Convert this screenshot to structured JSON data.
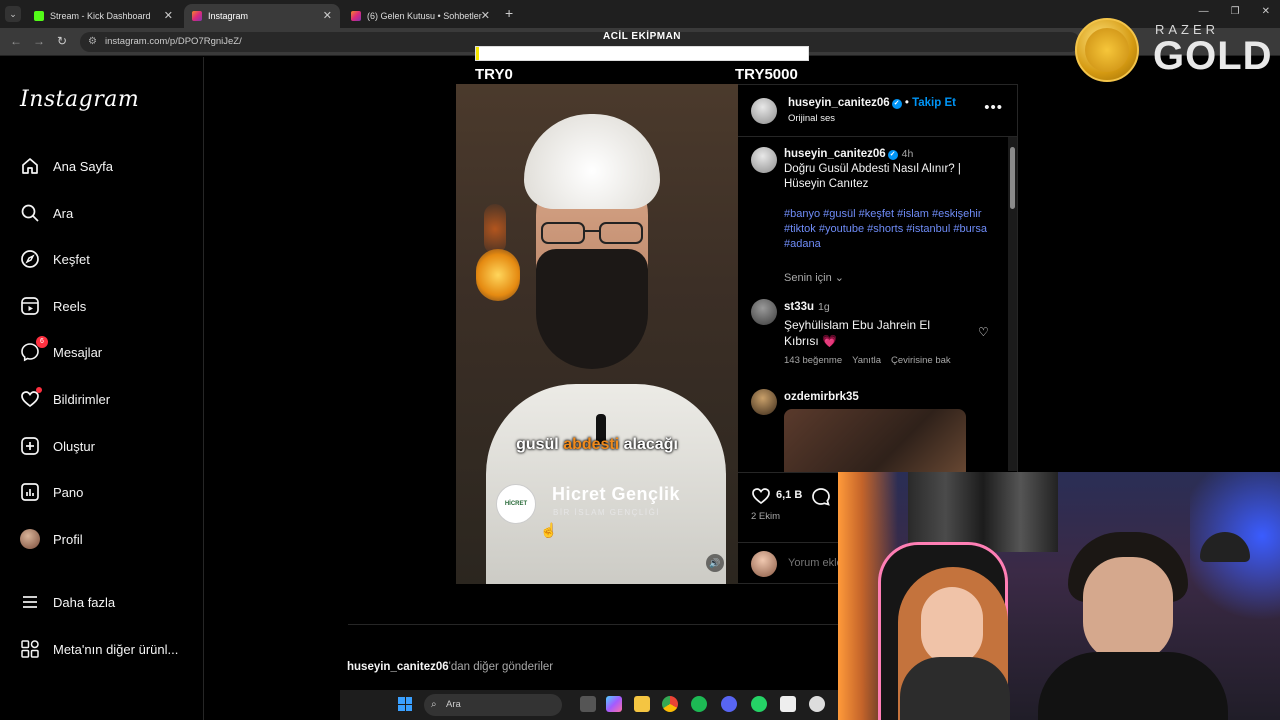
{
  "browser": {
    "tabs": [
      {
        "label": "Stream - Kick Dashboard",
        "favicon_color": "#53fc18",
        "active": false
      },
      {
        "label": "Instagram",
        "favicon_color": "#e1306c",
        "active": true
      },
      {
        "label": "(6) Gelen Kutusu • Sohbetler",
        "favicon_color": "#e1306c",
        "active": false
      }
    ],
    "url": "instagram.com/p/DPO7RgniJeZ/"
  },
  "overlay": {
    "donation_title": "ACİL EKİPMAN",
    "donation_progress": 0.01,
    "min_label": "TRY0",
    "max_label": "TRY5000",
    "brand_top": "RAZER",
    "brand_bottom": "GOLD"
  },
  "instagram": {
    "logo": "Instagram",
    "nav": [
      {
        "label": "Ana Sayfa",
        "icon": "home-icon"
      },
      {
        "label": "Ara",
        "icon": "search-icon"
      },
      {
        "label": "Keşfet",
        "icon": "compass-icon"
      },
      {
        "label": "Reels",
        "icon": "reels-icon"
      },
      {
        "label": "Mesajlar",
        "icon": "messenger-icon",
        "badge": "6"
      },
      {
        "label": "Bildirimler",
        "icon": "heart-icon"
      },
      {
        "label": "Oluştur",
        "icon": "plus-icon"
      },
      {
        "label": "Pano",
        "icon": "dashboard-icon"
      },
      {
        "label": "Profil",
        "icon": "avatar"
      },
      {
        "label": "Daha fazla",
        "icon": "menu-icon"
      },
      {
        "label": "Meta'nın diğer ürünl...",
        "icon": "meta-apps-icon"
      }
    ],
    "post": {
      "author": "huseyin_canitez06",
      "follow_label": "Takip Et",
      "audio": "Orijinal ses",
      "time": "4h",
      "caption": "Doğru Gusül Abdesti Nasıl Alınır? | Hüseyin Canıtez",
      "hashtags": "#banyo #gusül #keşfet #islam #eskişehir #tiktok #youtube #shorts #istanbul #bursa #adana",
      "for_you": "Senin için",
      "video_caption_pre": "gusül ",
      "video_caption_hl": "abdesti",
      "video_caption_post": " alacağı",
      "video_brand": "Hicret Gençlik",
      "video_brand_sub": "BİR İSLAM GENÇLİĞİ",
      "video_logo_text": "HİCRET",
      "likes": "6,1 B",
      "date": "2 Ekim",
      "comment_placeholder": "Yorum ekle..."
    },
    "comments": [
      {
        "user": "st33u",
        "time": "1g",
        "text": "Şeyhülislam Ebu Jahrein El Kıbrısı 💗",
        "likes": "143 beğenme",
        "reply": "Yanıtla",
        "translate": "Çevirisine bak"
      },
      {
        "user": "ozdemirbrk35"
      }
    ],
    "more_posts_user": "huseyin_canitez06",
    "more_posts_suffix": "'dan diğer gönderiler"
  },
  "taskbar": {
    "search_label": "Ara"
  }
}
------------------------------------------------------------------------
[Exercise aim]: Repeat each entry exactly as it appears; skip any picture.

[Response to this task]:
Convert this screenshot to structured JSON data.
{
  "browser": {
    "tabs": [
      {
        "label": "Stream - Kick Dashboard",
        "favicon_color": "#53fc18",
        "active": false
      },
      {
        "label": "Instagram",
        "favicon_color": "#e1306c",
        "active": true
      },
      {
        "label": "(6) Gelen Kutusu • Sohbetler",
        "favicon_color": "#e1306c",
        "active": false
      }
    ],
    "url": "instagram.com/p/DPO7RgniJeZ/"
  },
  "overlay": {
    "donation_title": "ACİL EKİPMAN",
    "donation_progress": 0.01,
    "min_label": "TRY0",
    "max_label": "TRY5000",
    "brand_top": "RAZER",
    "brand_bottom": "GOLD"
  },
  "instagram": {
    "logo": "Instagram",
    "nav": [
      {
        "label": "Ana Sayfa",
        "icon": "home-icon"
      },
      {
        "label": "Ara",
        "icon": "search-icon"
      },
      {
        "label": "Keşfet",
        "icon": "compass-icon"
      },
      {
        "label": "Reels",
        "icon": "reels-icon"
      },
      {
        "label": "Mesajlar",
        "icon": "messenger-icon",
        "badge": "6"
      },
      {
        "label": "Bildirimler",
        "icon": "heart-icon"
      },
      {
        "label": "Oluştur",
        "icon": "plus-icon"
      },
      {
        "label": "Pano",
        "icon": "dashboard-icon"
      },
      {
        "label": "Profil",
        "icon": "avatar"
      },
      {
        "label": "Daha fazla",
        "icon": "menu-icon"
      },
      {
        "label": "Meta'nın diğer ürünl...",
        "icon": "meta-apps-icon"
      }
    ],
    "post": {
      "author": "huseyin_canitez06",
      "follow_label": "Takip Et",
      "audio": "Orijinal ses",
      "time": "4h",
      "caption": "Doğru Gusül Abdesti Nasıl Alınır? | Hüseyin Canıtez",
      "hashtags": "#banyo #gusül #keşfet #islam #eskişehir #tiktok #youtube #shorts #istanbul #bursa #adana",
      "for_you": "Senin için",
      "video_caption_pre": "gusül ",
      "video_caption_hl": "abdesti",
      "video_caption_post": " alacağı",
      "video_brand": "Hicret Gençlik",
      "video_brand_sub": "BİR İSLAM GENÇLİĞİ",
      "video_logo_text": "HİCRET",
      "likes": "6,1 B",
      "date": "2 Ekim",
      "comment_placeholder": "Yorum ekle..."
    },
    "comments": [
      {
        "user": "st33u",
        "time": "1g",
        "text": "Şeyhülislam Ebu Jahrein El Kıbrısı 💗",
        "likes": "143 beğenme",
        "reply": "Yanıtla",
        "translate": "Çevirisine bak"
      },
      {
        "user": "ozdemirbrk35"
      }
    ],
    "more_posts_user": "huseyin_canitez06",
    "more_posts_suffix": "'dan diğer gönderiler"
  },
  "taskbar": {
    "search_label": "Ara"
  }
}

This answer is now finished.